▶ [Stored dataset items]
=-=-=-=-=

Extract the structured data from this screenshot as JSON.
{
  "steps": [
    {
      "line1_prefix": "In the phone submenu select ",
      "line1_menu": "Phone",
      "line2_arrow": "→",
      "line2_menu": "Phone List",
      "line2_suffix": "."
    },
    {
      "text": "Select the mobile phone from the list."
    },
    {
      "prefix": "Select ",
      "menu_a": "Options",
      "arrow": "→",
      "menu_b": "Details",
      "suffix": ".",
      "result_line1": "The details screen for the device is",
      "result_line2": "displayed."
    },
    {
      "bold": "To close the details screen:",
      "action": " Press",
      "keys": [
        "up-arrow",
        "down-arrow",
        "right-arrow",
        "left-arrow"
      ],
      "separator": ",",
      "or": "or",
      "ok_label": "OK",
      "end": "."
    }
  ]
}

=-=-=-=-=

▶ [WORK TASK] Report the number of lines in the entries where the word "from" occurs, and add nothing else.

▶ [RESPONSE] 2